“You say something Mister Blue?” asked the barber.
“I must have been dreaming out loud.” Said Blue.
“You mentioned Chickamauga, I lost a brother there.” Said the barber.
“Is that what I said, yaw,” said Blue, adding “and I lost my youth there,” and then closed his eyes again.
War is war not matter what thought Blue. It is the battles you remember. The area was big–a few miles each way; he was now starting to relive it again: “North to South, and East to West. Smiley and I fought up and down the area. We came in, us Yankees on the 18th, the confederates, were already there. When the fight began, we fought for two days in the woods, straight; cedar ticket was dense, like my hair back then. Bullets were flying every which way. It seemed to be hitting every leave in every tree. You can hear them wheeze by you, you can even hear them coming; if you turn, you either turn into them or you’re saved by an inch, its best not to stand still.
Smiley woke me up, 2: OO AM the first night. You always sleep with one eye open; I was up in a heart beat. ‘Yaw, Smiley,’ I said, ‘where are you?’ it was dark. ‘Right here blue.’ He said.
‘How many you think we’ve lost?’ Smiley asked me.
‘Too hard to tell in this dark thick abyss of a forest,’ I replied.
‘We’ll see each other in a few days, when it’s all over I suppose.’ I added.
That afternoon, we fought on Lafayette Road. It was another bloody hit. We had fought back and forth on the road all day long. Would it ever end…yaw, that’s what I was saying back then. We named the road afterwards Bloody Lane. Then morning came. Bragg knew where everyone was, it seemed. It was foggy that morning I remember–; late in the morning, in and out of the woods, up and down. Would it ever end? The worse frighten was on my line, what they called Thomas’s Line. Thousands were being killed. Some soldier’s running back across the Ridge. But old Thomas stayed there like a rock.
“It seemed our Company was blown to smithereens (he moaned a bit, the barber started to tremble but calmed himself down)…scariest moment for both Smiley and me was when it was dark and we had to run right up to the muzzles of their guns. I didn’t mind dying, but I didn’t want one in my mouth either. We were told the next day to retreat to the nearest town. We were getting beaten pretty badly. At the end very few men came out of the woods alive. For a number of days I had not heard any birds singing. Now on that last day, the guns silent, I could hear the birds again. Maybe that was the best part of the battle, them damn birds singing again. Like Smiley said, ‘…when your wounded and thinking your about to die, the grass looks so much greener.’ It is all so strange now, so many years gone by”‘.

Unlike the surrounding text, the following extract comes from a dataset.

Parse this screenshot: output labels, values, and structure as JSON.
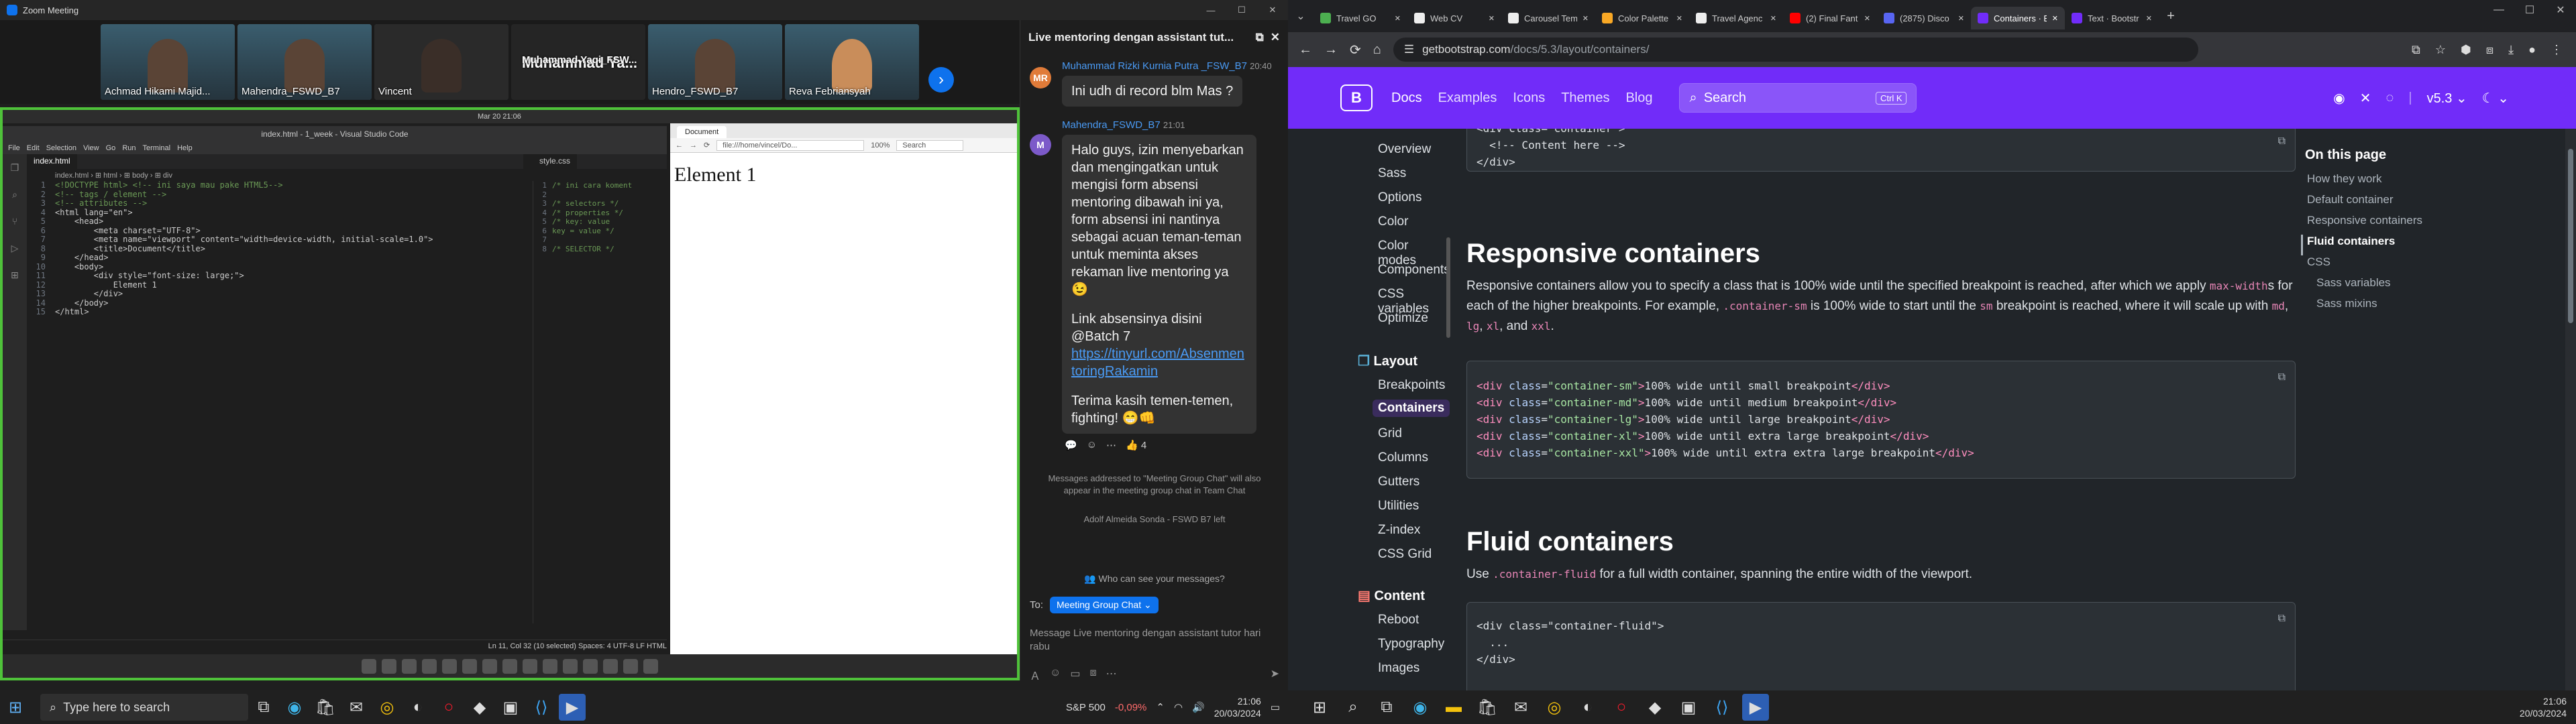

“You ok, Mr. Blue,” said the sheriff as he walked through the door–the barber stopping instantly from shaving, still a little nervous.
“Blue,” said Blue franticly.
“Yes,” replied the sheriff jumping backwards and to the side. “I just came to see if you were still my deputy, and let the barber know he can put the bill on the cities counsels’ bill.”
Blue now opening up his eyes, sweating: “Yes, yes, yes…” don’t spook me.
Said Andy the barber, “I’ll fix the bill the way you said, but I think you best leave Mr. Blue alone, he’s been having some rough dreams, that Chickamauga battle Mr. Blue, it was a bad one.”
Blue rubbing his eyes, focusing them, commented: “Had an old dream, Chickamauga, yaw, that’s right…”
Said the Sheriff, “I heard it was quite the battle?”
“Sure was,” answered Blue–getting up from his shave. The barber was just going over a section of his face a second time. And Blue knew the barber was too scared now to continue.
“Hello Sheriff,” said Blue, “let’s go check the town out, I want to get drunk, maybe you got some more credit?”
“Sounds good, Mr. Blue, or should I say Deputy Blue?”